One could construe this as compassionate.
Simply look at it through the eyes of a bleeding-heart: The people that align with these terrorist groups are disadvantaged and grew up with resentment toward foreign involvement.
Bleeding hearts seek to be empathetic toward this plight, and do not want to cause violence on what they perceive as someone that is suffering.
However, I’m not sold about this viewpoint or its relation to compassion.
One that would be truly compassionate should be so toward all those deemed suffering.
Would the innocent Christians being slaughtered by these terrorist groups not be considered suffering?
As I said above: it’s delaying conflict and calling it compassion.
Even by giving innumerable amounts of aid to these Christian groups, they still will be under constant threat of terrorism by militant Islam.
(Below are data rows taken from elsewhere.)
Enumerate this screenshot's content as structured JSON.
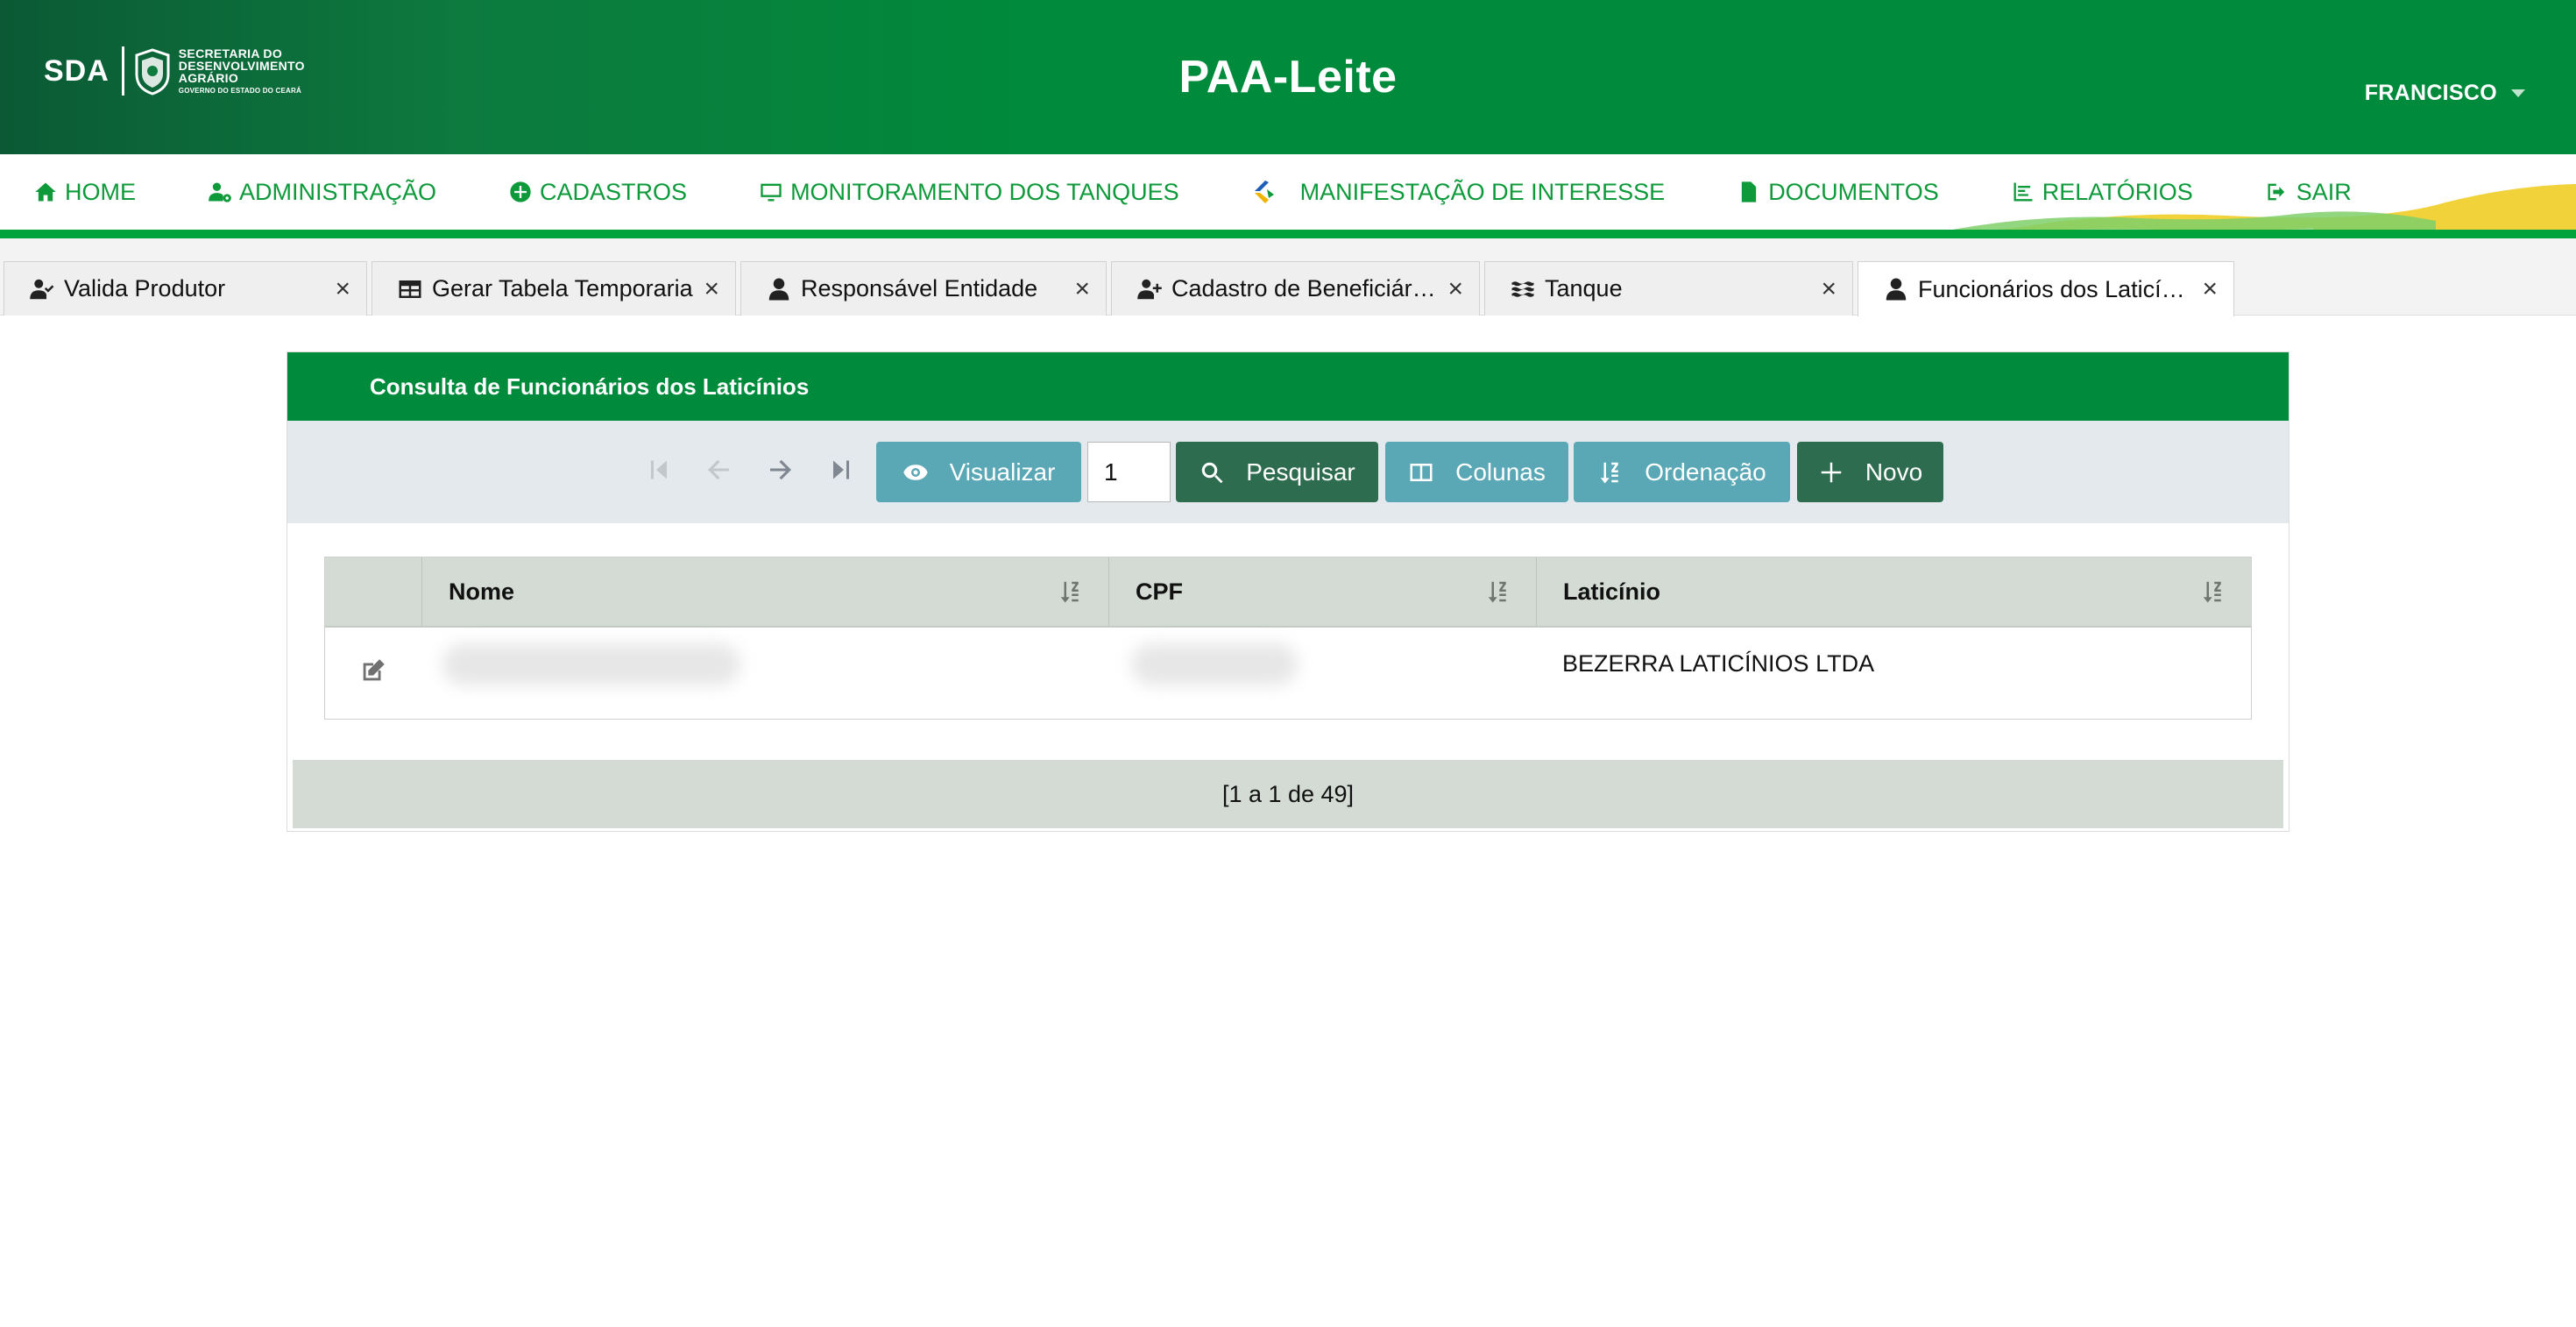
{
  "header": {
    "logo_abbr": "SDA",
    "logo_line1": "SECRETARIA DO",
    "logo_line2": "DESENVOLVIMENTO",
    "logo_line3": "AGRÁRIO",
    "logo_line4": "GOVERNO DO ESTADO DO CEARÁ",
    "title": "PAA-Leite",
    "user": "FRANCISCO"
  },
  "nav": {
    "items": [
      {
        "label": "HOME",
        "icon": "home-icon"
      },
      {
        "label": "ADMINISTRAÇÃO",
        "icon": "user-gear-icon"
      },
      {
        "label": "CADASTROS",
        "icon": "plus-circle-icon"
      },
      {
        "label": "MONITORAMENTO DOS TANQUES",
        "icon": "monitor-icon"
      },
      {
        "label": "MANIFESTAÇÃO DE INTERESSE",
        "icon": "manifestation-logo-icon"
      },
      {
        "label": "DOCUMENTOS",
        "icon": "document-icon"
      },
      {
        "label": "RELATÓRIOS",
        "icon": "chart-icon"
      },
      {
        "label": "SAIR",
        "icon": "sign-out-icon"
      }
    ]
  },
  "tabs": [
    {
      "label": "Valida Produtor",
      "icon": "user-check-icon"
    },
    {
      "label": "Gerar Tabela Temporaria",
      "icon": "table-icon"
    },
    {
      "label": "Responsável Entidade",
      "icon": "user-icon"
    },
    {
      "label": "Cadastro de Beneficiários",
      "icon": "user-plus-icon"
    },
    {
      "label": "Tanque",
      "icon": "water-icon"
    },
    {
      "label": "Funcionários dos Laticínios",
      "icon": "user-icon"
    }
  ],
  "panel": {
    "title": "Consulta de Funcionários dos Laticínios",
    "toolbar": {
      "visualizar": "Visualizar",
      "page": "1",
      "pesquisar": "Pesquisar",
      "colunas": "Colunas",
      "ordenacao": "Ordenação",
      "novo": "Novo"
    },
    "columns": [
      "Nome",
      "CPF",
      "Laticínio"
    ],
    "rows": [
      {
        "nome": "",
        "cpf": "",
        "laticinio": "BEZERRA LATICÍNIOS LTDA"
      }
    ],
    "pagination": "[1 a 1 de 49]"
  },
  "colors": {
    "header_green": "#008a3b",
    "nav_green": "#0e9a3b",
    "btn_info": "#5aa8b6",
    "btn_dark": "#2e6c4f",
    "grid_header": "#d3dbd4"
  }
}
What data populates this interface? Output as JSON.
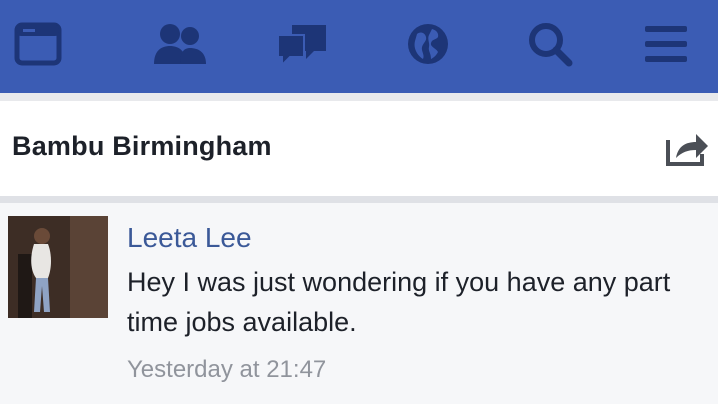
{
  "nav": {
    "items": [
      {
        "icon": "news-feed-icon"
      },
      {
        "icon": "friend-requests-icon"
      },
      {
        "icon": "messages-icon"
      },
      {
        "icon": "notifications-globe-icon"
      },
      {
        "icon": "search-icon"
      },
      {
        "icon": "menu-icon"
      }
    ],
    "bar_color": "#3b5cb4",
    "icon_color": "#1d3577"
  },
  "header": {
    "title": "Bambu Birmingham",
    "share_icon": "share-icon"
  },
  "message": {
    "sender": "Leeta Lee",
    "text": "Hey I was just wondering if you have any part time jobs available.",
    "time": "Yesterday at 21:47",
    "avatar_icon": "avatar"
  }
}
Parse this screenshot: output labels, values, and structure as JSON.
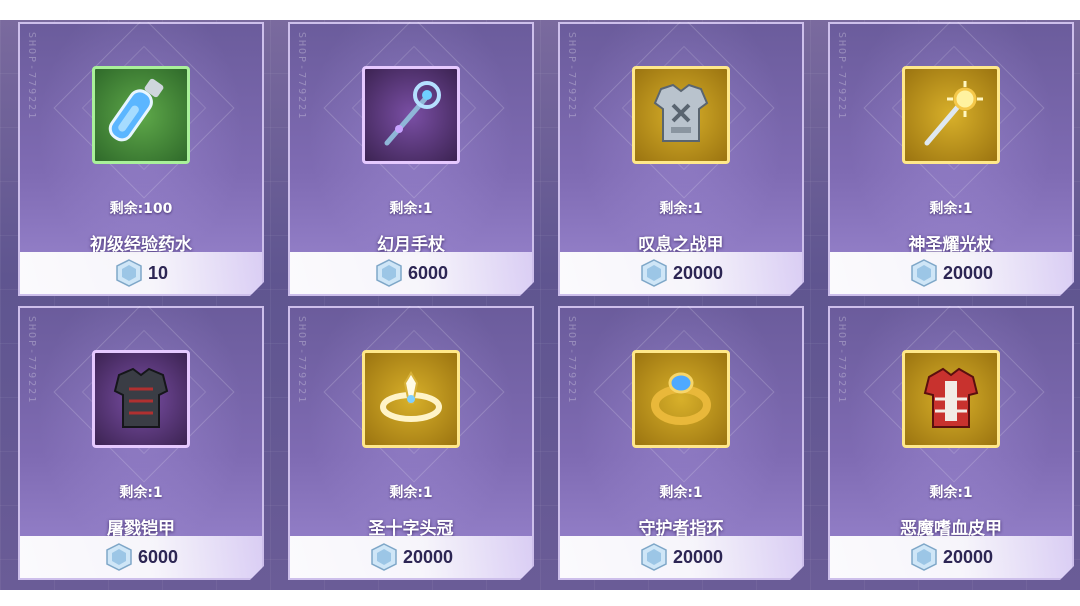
{
  "shop_code": "SHOP-779221",
  "currency_icon": "crystal-coin-icon",
  "items": [
    {
      "remaining": "剩余:100",
      "name": "初级经验药水",
      "price": "10",
      "icon": "potion-icon",
      "frame": "green"
    },
    {
      "remaining": "剩余:1",
      "name": "幻月手杖",
      "price": "6000",
      "icon": "moon-staff-icon",
      "frame": "purple"
    },
    {
      "remaining": "剩余:1",
      "name": "叹息之战甲",
      "price": "20000",
      "icon": "silver-armor-icon",
      "frame": "gold"
    },
    {
      "remaining": "剩余:1",
      "name": "神圣耀光杖",
      "price": "20000",
      "icon": "sun-staff-icon",
      "frame": "gold"
    },
    {
      "remaining": "剩余:1",
      "name": "屠戮铠甲",
      "price": "6000",
      "icon": "dark-armor-icon",
      "frame": "purple"
    },
    {
      "remaining": "剩余:1",
      "name": "圣十字头冠",
      "price": "20000",
      "icon": "crown-icon",
      "frame": "gold"
    },
    {
      "remaining": "剩余:1",
      "name": "守护者指环",
      "price": "20000",
      "icon": "ring-icon",
      "frame": "gold"
    },
    {
      "remaining": "剩余:1",
      "name": "恶魔嗜血皮甲",
      "price": "20000",
      "icon": "red-leather-armor-icon",
      "frame": "gold"
    }
  ]
}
Look up VOM and see the truth about Christians that are forced to live by radical Muslims.
The only way to show compassion to the actual victims (the innocent: non-aggressive Christians) is to aid them in their fight. To stop the killings through compassionate and justifiable force. Righteous retaliation and self-defense.
We can’t have two sides of the same coin.
Just as we couldn’t help the schizophrenic and not instigate aggression; we also cannot help the Christians without instigating aggression. Sometimes this is required.
This is why I believe that there has been a steady rise of “idiot compassion” in the West.
To be compassionate, you have to have an un-ending drive toward sympathy for those suffering.
It means you have to sometimes be extremely courageous and make difficult decisions.
And it means that you have to have a strong moral conviction to end that suffering.
We can’t have it both ways. We can’t claim to be compassionate while simultaneously giving a pass to those who make others suffer.
You must first be strong to be merciful and meek. Otherwise, it is simply weakness.
One should never want to do harm, but one should be able too if it will end the needless suffering.
Otherwise, it’s idiot compassion and nothing else.
And idiot compassion lacks courage, because it assumes that “being nice” and tolerant are the highest qualities we should adhere to.
When in reality, we should adhere to being active and courageous in the face of suffering no matter how we must respond, so that it may cease.